WHAT TO WORK ON:
Write each entry again exactly as shown, but without the images it holds.

RECORDS FOR THE TASK:
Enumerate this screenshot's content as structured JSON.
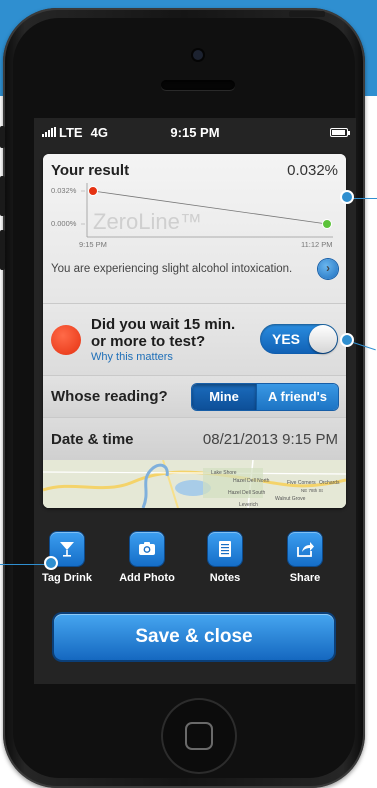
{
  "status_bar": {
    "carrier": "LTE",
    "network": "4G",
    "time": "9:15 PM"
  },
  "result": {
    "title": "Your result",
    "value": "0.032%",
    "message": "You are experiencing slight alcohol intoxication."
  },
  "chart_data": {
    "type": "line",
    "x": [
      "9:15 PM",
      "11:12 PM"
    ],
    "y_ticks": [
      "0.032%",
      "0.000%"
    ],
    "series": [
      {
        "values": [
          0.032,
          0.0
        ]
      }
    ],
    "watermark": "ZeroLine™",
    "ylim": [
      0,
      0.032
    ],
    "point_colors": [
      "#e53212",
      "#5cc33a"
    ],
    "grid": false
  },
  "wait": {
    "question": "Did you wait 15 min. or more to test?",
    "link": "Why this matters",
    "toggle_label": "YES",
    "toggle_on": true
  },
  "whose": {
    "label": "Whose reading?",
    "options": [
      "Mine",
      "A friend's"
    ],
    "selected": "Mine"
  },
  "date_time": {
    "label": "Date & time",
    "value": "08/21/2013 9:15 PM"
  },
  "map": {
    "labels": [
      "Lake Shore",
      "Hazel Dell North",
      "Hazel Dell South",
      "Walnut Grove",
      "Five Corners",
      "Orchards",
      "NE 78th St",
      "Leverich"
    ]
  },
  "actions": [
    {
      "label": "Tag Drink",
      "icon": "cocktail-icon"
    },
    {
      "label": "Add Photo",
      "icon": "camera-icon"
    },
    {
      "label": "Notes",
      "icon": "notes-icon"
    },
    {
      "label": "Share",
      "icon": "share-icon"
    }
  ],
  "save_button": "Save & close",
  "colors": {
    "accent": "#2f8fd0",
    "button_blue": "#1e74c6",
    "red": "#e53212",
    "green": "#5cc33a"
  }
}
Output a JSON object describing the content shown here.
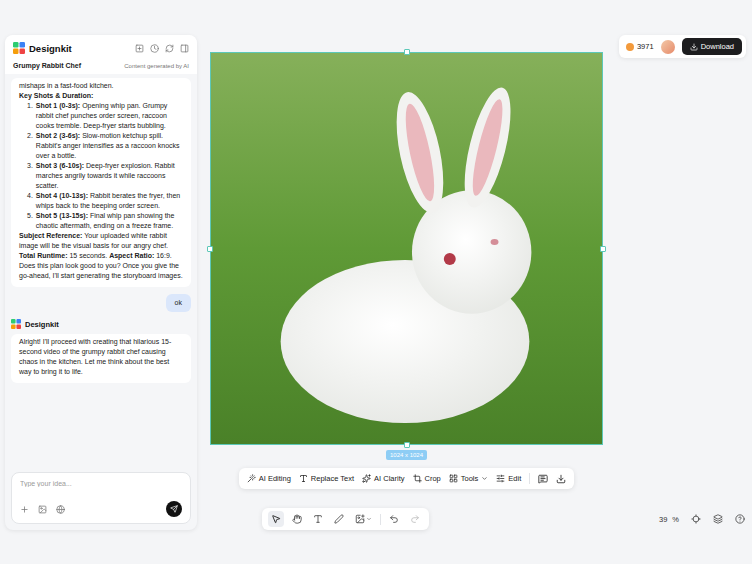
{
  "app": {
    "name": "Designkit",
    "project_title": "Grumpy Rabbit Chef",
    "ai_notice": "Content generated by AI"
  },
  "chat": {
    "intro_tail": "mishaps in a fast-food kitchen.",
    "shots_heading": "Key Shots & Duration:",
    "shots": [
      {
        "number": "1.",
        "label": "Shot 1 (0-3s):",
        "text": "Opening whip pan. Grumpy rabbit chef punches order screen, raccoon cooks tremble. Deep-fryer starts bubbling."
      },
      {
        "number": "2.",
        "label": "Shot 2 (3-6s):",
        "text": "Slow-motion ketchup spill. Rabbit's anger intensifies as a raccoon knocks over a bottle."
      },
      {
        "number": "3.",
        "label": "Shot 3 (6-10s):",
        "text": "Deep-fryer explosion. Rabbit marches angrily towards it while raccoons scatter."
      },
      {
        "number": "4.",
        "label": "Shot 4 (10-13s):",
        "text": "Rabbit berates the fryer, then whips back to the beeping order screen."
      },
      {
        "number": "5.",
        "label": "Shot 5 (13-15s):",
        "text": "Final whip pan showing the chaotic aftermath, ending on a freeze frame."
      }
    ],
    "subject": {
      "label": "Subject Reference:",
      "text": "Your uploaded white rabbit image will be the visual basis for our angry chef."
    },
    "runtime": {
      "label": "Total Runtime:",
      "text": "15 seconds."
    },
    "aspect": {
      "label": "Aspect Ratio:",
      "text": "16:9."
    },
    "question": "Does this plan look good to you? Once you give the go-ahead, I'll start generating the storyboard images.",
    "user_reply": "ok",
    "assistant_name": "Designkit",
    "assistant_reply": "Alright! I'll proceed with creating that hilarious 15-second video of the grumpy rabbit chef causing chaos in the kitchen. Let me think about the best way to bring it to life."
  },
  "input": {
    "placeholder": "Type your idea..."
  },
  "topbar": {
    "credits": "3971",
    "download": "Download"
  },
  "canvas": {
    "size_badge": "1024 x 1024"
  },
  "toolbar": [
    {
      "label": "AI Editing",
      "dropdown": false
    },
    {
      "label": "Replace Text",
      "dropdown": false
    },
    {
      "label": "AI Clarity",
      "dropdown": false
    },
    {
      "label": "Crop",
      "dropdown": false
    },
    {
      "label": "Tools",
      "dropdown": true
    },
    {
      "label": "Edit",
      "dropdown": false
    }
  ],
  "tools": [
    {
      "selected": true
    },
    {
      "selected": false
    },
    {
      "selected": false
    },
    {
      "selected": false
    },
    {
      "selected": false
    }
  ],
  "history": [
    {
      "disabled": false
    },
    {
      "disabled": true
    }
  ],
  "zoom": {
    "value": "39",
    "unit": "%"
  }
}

FINISHED EXERCISE:
Enumerate this screenshot's content as structured JSON.
{
  "status_bar": {
    "carrier": "LTE",
    "network": "4G",
    "time": "9:15 PM"
  },
  "result": {
    "title": "Your result",
    "value": "0.032%",
    "message": "You are experiencing slight alcohol intoxication."
  },
  "chart_data": {
    "type": "line",
    "x": [
      "9:15 PM",
      "11:12 PM"
    ],
    "y_ticks": [
      "0.032%",
      "0.000%"
    ],
    "series": [
      {
        "values": [
          0.032,
          0.0
        ]
      }
    ],
    "watermark": "ZeroLine™",
    "ylim": [
      0,
      0.032
    ],
    "point_colors": [
      "#e53212",
      "#5cc33a"
    ],
    "grid": false
  },
  "wait": {
    "question": "Did you wait 15 min. or more to test?",
    "link": "Why this matters",
    "toggle_label": "YES",
    "toggle_on": true
  },
  "whose": {
    "label": "Whose reading?",
    "options": [
      "Mine",
      "A friend's"
    ],
    "selected": "Mine"
  },
  "date_time": {
    "label": "Date & time",
    "value": "08/21/2013 9:15 PM"
  },
  "map": {
    "labels": [
      "Lake Shore",
      "Hazel Dell North",
      "Hazel Dell South",
      "Walnut Grove",
      "Five Corners",
      "Orchards",
      "NE 78th St",
      "Leverich"
    ]
  },
  "actions": [
    {
      "label": "Tag Drink",
      "icon": "cocktail-icon"
    },
    {
      "label": "Add Photo",
      "icon": "camera-icon"
    },
    {
      "label": "Notes",
      "icon": "notes-icon"
    },
    {
      "label": "Share",
      "icon": "share-icon"
    }
  ],
  "save_button": "Save & close",
  "colors": {
    "accent": "#2f8fd0",
    "button_blue": "#1e74c6",
    "red": "#e53212",
    "green": "#5cc33a"
  }
}
Output a JSON object describing the content shown here.
{
  "app": {
    "name": "Designkit",
    "project_title": "Grumpy Rabbit Chef",
    "ai_notice": "Content generated by AI"
  },
  "chat": {
    "intro_tail": "mishaps in a fast-food kitchen.",
    "shots_heading": "Key Shots & Duration:",
    "shots": [
      {
        "number": "1.",
        "label": "Shot 1 (0-3s):",
        "text": "Opening whip pan. Grumpy rabbit chef punches order screen, raccoon cooks tremble. Deep-fryer starts bubbling."
      },
      {
        "number": "2.",
        "label": "Shot 2 (3-6s):",
        "text": "Slow-motion ketchup spill. Rabbit's anger intensifies as a raccoon knocks over a bottle."
      },
      {
        "number": "3.",
        "label": "Shot 3 (6-10s):",
        "text": "Deep-fryer explosion. Rabbit marches angrily towards it while raccoons scatter."
      },
      {
        "number": "4.",
        "label": "Shot 4 (10-13s):",
        "text": "Rabbit berates the fryer, then whips back to the beeping order screen."
      },
      {
        "number": "5.",
        "label": "Shot 5 (13-15s):",
        "text": "Final whip pan showing the chaotic aftermath, ending on a freeze frame."
      }
    ],
    "subject": {
      "label": "Subject Reference:",
      "text": "Your uploaded white rabbit image will be the visual basis for our angry chef."
    },
    "runtime": {
      "label": "Total Runtime:",
      "text": "15 seconds."
    },
    "aspect": {
      "label": "Aspect Ratio:",
      "text": "16:9."
    },
    "question": "Does this plan look good to you? Once you give the go-ahead, I'll start generating the storyboard images.",
    "user_reply": "ok",
    "assistant_name": "Designkit",
    "assistant_reply": "Alright! I'll proceed with creating that hilarious 15-second video of the grumpy rabbit chef causing chaos in the kitchen. Let me think about the best way to bring it to life."
  },
  "input": {
    "placeholder": "Type your idea..."
  },
  "topbar": {
    "credits": "3971",
    "download": "Download"
  },
  "canvas": {
    "size_badge": "1024 x 1024"
  },
  "toolbar": [
    {
      "label": "AI Editing",
      "dropdown": false
    },
    {
      "label": "Replace Text",
      "dropdown": false
    },
    {
      "label": "AI Clarity",
      "dropdown": false
    },
    {
      "label": "Crop",
      "dropdown": false
    },
    {
      "label": "Tools",
      "dropdown": true
    },
    {
      "label": "Edit",
      "dropdown": false
    }
  ],
  "tools": [
    {
      "selected": true
    },
    {
      "selected": false
    },
    {
      "selected": false
    },
    {
      "selected": false
    },
    {
      "selected": false
    }
  ],
  "history": [
    {
      "disabled": false
    },
    {
      "disabled": true
    }
  ],
  "zoom": {
    "value": "39",
    "unit": "%"
  }
}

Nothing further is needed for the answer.